Imagine for instance a conversation application like Facebook Messenger, Whatsapp, Skype, Conversations, etc. Usually these kind of apps use a connection-oriented protocol under the hood. These applications don’t show an ongoing UI notification (i.e., showing you are currently online) because these use background services to manage the ongoing connection. However using this mechanism would become problematic on Android 6, because background processing will be suspended. This means that your IM application would be disconnected for (possibly) long periods. How to overcome this limitation?. By using notification pushes to notify the user about incoming messages.
Of course, the user can whitelist applications using the Settings app to exclude them from these limitations, but this is a privilege you shouldn’t assume anymore for your application. And I think this is a good motivation to make applications more efficient and enhance the user experience on Android devices.
Prepare your application for Android 6 Marshmallow
According to the official documentation, even GCM pushes have “limited power”:
“Note: As of M Preview 3 release, Google Cloud Messaging (GCM) lets you designate high-priority messages. If your app receives high-priority GCM messages, the system grants brief network access even when the app is idle.”
Because GCM pushes are sent by default with normal priority, that means that you don’t have networking access upon push reception unless you set them as high priority. It is yet not clear from the official documentation, although some users receive delayed normal priority GCM pushes when device is in doze mode. In either case, you should evaluate if your application is of real-time nature at the time of assigning priorities to your pushes.
There is an official guide to test applications against these two device modes. Unfortunately there are still some bugs that need to be addressed on this area, but this should be the starting point to check that your applications are prepared to the new requirements.
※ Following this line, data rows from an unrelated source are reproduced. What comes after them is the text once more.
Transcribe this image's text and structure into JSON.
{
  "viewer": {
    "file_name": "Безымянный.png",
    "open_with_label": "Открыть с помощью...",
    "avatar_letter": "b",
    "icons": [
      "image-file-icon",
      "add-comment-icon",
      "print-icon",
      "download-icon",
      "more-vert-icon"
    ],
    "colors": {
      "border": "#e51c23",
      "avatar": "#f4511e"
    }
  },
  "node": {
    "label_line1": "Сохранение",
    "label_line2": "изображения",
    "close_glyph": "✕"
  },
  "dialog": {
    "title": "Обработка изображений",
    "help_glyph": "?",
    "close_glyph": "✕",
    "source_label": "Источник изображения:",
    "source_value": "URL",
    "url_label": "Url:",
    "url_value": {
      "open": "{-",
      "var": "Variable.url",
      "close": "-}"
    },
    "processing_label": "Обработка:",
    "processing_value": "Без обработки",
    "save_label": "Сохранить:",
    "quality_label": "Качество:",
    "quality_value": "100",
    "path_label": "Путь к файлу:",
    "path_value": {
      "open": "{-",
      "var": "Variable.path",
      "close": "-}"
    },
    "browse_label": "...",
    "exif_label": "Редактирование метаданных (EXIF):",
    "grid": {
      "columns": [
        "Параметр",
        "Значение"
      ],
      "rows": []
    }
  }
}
With the recent launch of Android 6 (API 23) Google seeks to engage developers to be good citizens on the Android ecosystem and help with battery life, relying on Google Cloud Messaging whenever this is possible. They still provide a last workaround for this set of policies (foreground services) but your application now takes a much higher risk to be uninstalled or simply disabled by the final user because placing your application permanently in the notification area is not an option for many of them. The bottom line is that Android applications are not expected to be constantly running and GCM is proposed as the main platform for this to happen.
Only top messaging apps can expect to be tolerated by user in the notification area, so the developer needs to switch to GCM or at least have an option to support it, otherwise, be prepared to be uninstalled by users.
It’s time to be more efficient and adjust your new or existing applications to use the small (and sparse) time slots you will have to synchronize your application state in the new Android world.